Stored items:
------
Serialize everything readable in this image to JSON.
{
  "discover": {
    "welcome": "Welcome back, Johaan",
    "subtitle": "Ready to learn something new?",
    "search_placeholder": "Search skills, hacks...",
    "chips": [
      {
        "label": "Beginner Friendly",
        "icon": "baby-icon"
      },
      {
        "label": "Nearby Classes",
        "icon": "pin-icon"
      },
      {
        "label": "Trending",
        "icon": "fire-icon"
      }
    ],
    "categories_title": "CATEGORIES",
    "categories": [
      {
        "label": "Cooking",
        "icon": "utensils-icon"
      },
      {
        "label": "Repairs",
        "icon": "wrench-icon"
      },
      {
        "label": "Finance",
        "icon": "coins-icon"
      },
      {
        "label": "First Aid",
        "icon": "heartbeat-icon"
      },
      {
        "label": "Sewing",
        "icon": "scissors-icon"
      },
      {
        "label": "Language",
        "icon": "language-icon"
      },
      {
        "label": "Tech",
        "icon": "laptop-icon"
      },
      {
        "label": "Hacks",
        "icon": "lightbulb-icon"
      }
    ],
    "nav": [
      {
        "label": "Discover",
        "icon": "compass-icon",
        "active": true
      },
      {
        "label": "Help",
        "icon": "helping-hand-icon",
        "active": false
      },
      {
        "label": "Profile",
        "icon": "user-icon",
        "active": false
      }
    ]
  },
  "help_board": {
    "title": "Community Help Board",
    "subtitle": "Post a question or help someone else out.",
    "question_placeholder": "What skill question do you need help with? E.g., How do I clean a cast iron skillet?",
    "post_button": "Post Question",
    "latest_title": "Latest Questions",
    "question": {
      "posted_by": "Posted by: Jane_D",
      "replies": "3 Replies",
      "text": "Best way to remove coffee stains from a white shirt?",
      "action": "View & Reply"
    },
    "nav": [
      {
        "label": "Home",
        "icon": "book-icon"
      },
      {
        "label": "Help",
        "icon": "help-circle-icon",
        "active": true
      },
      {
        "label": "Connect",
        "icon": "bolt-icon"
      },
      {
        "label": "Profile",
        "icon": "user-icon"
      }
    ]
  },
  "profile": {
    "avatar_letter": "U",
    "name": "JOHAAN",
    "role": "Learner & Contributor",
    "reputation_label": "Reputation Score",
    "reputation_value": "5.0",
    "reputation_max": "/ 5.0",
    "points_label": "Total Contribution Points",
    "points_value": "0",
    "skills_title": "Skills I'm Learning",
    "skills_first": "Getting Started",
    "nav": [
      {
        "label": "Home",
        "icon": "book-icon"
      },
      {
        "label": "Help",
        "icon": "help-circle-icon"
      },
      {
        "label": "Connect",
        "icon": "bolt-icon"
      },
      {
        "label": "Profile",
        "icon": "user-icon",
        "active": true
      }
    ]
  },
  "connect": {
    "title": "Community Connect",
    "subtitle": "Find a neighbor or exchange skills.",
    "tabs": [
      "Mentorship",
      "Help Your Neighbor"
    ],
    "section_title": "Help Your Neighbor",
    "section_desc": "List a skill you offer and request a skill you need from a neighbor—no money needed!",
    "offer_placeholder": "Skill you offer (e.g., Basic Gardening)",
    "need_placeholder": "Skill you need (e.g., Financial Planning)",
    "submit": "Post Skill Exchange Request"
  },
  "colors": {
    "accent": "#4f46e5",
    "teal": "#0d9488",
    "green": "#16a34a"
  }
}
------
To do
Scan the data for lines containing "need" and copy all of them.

Solved exercise
    "question_placeholder": "What skill question do you need help with? E.g., How do I clean a cast iron skillet?",
    "section_desc": "List a skill you offer and request a skill you need from a neighbor—no money needed!",
    "need_placeholder": "Skill you need (e.g., Financial Planning)",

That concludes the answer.